Every year we look forward to getting back on the water soon after the ice melts. We brush off the dust from our watercraft that’s been safely stored away. We inspect it and make certain all is well; no bumps, scratches, or holes. We shake out the charts and maps of our favorite lakes and ocean routes and we start planning our trips for the season. We hop online and ask the Facebook masses on some kind of group what they think are the best places to visit, best ways to get there, and maybe if you can join up and put in together.

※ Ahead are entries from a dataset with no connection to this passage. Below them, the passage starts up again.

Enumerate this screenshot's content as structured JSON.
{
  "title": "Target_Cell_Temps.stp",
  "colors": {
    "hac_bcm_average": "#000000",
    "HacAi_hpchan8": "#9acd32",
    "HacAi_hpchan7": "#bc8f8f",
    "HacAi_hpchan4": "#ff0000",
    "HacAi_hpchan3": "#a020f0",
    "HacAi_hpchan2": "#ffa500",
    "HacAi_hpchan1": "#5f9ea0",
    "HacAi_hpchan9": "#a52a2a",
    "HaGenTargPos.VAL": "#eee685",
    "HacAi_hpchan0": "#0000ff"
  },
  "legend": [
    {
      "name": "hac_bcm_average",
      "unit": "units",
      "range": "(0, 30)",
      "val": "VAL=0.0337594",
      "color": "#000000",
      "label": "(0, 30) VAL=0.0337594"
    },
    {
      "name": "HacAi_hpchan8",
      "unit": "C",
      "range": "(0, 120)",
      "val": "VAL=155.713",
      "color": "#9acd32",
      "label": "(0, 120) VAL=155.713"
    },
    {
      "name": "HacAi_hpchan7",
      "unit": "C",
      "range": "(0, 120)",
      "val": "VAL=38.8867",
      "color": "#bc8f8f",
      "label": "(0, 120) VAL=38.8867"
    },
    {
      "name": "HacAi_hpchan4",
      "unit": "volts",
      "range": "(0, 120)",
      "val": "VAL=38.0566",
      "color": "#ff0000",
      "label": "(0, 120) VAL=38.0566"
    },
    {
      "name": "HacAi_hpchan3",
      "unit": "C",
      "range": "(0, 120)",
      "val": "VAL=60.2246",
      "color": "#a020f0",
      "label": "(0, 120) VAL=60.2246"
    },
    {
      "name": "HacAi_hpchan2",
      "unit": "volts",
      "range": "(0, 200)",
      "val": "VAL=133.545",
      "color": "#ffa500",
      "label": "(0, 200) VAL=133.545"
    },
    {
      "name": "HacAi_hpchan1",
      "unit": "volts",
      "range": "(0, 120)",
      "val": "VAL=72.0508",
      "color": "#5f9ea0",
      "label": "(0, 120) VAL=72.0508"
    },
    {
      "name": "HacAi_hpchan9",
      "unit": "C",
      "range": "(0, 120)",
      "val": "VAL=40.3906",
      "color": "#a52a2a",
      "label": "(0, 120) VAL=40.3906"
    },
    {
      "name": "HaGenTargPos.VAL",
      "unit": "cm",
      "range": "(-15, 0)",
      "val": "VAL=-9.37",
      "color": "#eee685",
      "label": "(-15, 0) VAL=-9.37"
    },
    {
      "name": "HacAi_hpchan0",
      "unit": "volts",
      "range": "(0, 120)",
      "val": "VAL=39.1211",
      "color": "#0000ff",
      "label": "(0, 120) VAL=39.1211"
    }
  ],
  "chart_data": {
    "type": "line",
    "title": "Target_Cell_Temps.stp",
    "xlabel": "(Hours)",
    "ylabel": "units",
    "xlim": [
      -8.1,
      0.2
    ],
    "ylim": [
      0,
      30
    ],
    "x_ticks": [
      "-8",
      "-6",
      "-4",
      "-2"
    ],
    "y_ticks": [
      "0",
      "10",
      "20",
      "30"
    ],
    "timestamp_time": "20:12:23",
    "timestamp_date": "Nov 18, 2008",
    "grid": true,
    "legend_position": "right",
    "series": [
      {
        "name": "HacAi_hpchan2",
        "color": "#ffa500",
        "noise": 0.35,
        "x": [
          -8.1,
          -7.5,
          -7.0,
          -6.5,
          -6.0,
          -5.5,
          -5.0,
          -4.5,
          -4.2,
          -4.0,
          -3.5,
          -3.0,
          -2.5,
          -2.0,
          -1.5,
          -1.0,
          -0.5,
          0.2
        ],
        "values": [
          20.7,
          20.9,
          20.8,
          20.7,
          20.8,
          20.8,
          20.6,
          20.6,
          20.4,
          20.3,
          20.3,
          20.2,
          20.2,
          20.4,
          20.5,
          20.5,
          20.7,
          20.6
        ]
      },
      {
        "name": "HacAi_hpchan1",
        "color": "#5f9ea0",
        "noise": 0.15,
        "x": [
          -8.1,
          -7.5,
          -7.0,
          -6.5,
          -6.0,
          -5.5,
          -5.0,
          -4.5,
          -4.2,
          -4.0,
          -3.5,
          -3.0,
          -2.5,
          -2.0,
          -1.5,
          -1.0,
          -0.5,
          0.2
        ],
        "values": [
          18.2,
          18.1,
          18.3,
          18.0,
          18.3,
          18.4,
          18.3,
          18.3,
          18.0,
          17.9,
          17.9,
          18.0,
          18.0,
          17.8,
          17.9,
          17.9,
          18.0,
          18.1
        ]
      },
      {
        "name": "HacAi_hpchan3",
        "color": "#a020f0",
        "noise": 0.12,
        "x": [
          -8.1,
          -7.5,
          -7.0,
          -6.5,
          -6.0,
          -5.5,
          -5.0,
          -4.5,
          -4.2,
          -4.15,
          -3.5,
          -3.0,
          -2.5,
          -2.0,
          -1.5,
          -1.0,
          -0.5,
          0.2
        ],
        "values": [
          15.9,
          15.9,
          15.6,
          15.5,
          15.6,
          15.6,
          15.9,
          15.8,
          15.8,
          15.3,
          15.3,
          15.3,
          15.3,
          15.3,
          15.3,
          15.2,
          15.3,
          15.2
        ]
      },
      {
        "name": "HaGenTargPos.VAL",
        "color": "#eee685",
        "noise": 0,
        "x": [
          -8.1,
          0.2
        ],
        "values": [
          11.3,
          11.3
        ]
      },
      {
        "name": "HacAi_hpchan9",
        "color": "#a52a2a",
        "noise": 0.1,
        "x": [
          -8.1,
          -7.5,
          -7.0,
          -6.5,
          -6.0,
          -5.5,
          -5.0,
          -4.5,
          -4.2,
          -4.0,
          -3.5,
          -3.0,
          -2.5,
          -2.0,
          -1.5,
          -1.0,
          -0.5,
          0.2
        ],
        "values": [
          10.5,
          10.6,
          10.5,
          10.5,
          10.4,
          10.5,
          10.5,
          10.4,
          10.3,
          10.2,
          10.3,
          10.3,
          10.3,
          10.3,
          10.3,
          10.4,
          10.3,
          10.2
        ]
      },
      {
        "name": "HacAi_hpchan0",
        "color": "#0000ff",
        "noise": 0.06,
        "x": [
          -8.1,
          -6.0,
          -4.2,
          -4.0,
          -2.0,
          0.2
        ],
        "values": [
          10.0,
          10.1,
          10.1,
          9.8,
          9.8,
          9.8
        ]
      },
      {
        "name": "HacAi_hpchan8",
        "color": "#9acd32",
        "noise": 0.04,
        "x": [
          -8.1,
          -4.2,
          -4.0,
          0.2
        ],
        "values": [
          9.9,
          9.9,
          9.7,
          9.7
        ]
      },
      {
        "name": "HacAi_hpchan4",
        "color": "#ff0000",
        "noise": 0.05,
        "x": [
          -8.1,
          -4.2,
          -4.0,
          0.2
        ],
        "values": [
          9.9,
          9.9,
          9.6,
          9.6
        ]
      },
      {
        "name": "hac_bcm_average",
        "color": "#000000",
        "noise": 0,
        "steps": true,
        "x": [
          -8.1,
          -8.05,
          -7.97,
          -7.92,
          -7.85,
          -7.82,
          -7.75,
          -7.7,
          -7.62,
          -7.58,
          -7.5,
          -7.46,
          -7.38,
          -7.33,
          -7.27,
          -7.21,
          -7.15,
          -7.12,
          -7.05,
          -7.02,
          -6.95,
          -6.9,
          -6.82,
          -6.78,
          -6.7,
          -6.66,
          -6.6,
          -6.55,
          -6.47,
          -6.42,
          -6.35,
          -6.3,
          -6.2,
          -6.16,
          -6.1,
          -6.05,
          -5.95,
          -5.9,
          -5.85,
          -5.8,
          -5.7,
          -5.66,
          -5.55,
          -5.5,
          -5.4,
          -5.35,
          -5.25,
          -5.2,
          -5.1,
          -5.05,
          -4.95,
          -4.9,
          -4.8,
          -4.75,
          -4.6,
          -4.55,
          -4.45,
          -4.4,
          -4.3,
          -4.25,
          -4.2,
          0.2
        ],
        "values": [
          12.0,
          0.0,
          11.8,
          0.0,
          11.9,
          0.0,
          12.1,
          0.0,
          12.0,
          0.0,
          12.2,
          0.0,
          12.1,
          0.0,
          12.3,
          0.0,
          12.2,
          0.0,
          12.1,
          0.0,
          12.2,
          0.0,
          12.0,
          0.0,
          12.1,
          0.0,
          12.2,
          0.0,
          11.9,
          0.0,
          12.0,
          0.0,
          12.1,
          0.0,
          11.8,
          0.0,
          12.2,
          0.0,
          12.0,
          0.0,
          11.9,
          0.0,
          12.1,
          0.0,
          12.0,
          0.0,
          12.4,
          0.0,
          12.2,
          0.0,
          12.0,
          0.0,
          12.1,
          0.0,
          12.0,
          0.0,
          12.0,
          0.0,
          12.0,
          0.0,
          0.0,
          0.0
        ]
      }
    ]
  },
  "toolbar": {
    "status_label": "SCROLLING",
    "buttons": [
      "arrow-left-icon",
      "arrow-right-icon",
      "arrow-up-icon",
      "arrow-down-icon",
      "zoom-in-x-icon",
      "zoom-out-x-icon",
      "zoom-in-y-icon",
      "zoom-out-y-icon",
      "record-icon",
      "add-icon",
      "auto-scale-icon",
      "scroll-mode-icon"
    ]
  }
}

Everyone gets ready for the season in different ways, but some things that stay the same are the Transport Canada required safety items that you must have with you when paddling. To avoid any confusion everything you need to know about what you must bring with you is located in the Safe Boating Guide: Safety Tips and requirements for Pleasure Crafts. Every paddler should own a copy of this and have read it fully. It is this law and if you are noncompliant you can be fined.
The Canadian Safe Boating Council (CSBC) was organized in 1991 to improve communications regarding safe boating issues between government departments and agencies servicing recreational boaters’ interests and private companies and organizations in the recreational boating field. Paddle Canada is a member of this council along with those representing the coast guard, law enforcement, Canadian Red Cross, lifesaving society, and others that wish to keep people safe on the water. Through many campaigns, events, and resources they have brought attention to how we can do better to easily prepare ourselves when participating in recreational boating. We strongly encourage you to visit their website and social media pages and tap into all the information they provide.
Paddle Canada would like to make it easy for paddlers to know the basic safety equipment required by Transport Canada for human powered crafts. We realize that sometimes equipment can be based on water conditions (moving or lake water) so we’d like to compile this information based on beginner conditions only.
Canoes, Kayaks and SUP* (under 6 metres)
- One (1) lifejacket or PFD for each person on board
- One (1) buoyant heaving line at least 15 m (49’3”) long
- One (1) bailer OR One manual bilge pump (Canoe and Kayak only)
- One (1) sound-signaling device or appliance
- Navigation lights.**
*Please note, that while an ankle leash is not required by law, Paddle Canada strongly recommends that you use one when standup paddleboarding
**Navigation lights are only required if you operate the boat after sunset, before sunrise or in periods of restricted visibility (fog, falling snow, etc.)
If everyone on board a SUP is wearing a lifejacket or a PFD of appropriate size, you are only required to carry a sound-signalling device.
(Reference: Safe Boating Guide)
Having these items onboard your craft will ensure that you are compliant with Transport Canada regulations when operating a human-powered craft. These minimum requirements allow all levels of paddlers to be safe and have fun on the water.
Looking at that list it is likely that you may have some questions. You can find more information through an initiative called Adventuresmart. The Paddlesmart program is based on the 3 T’s: Trip Planning, Training, and Taking the Essentials. Out of those 3 T’s, Paddle Canada, for over 50 years, has focused on developing and delivering paddle training that promotes establishing skills and encourages skill progression, instills sound safety practices for all excursions, and creates a base of instructors that can pass this information on to a generation of new paddlers.
Safe boating is in everyone’s interest so we encourage you to inform and prepare yourselves so that you can make the best choices for family and friends when heading out for a day on the water. Only you can make that difference. We wish everyone a very safe, healthy, and fun paddling season.
Paddle Canada Sea Kayak Instructor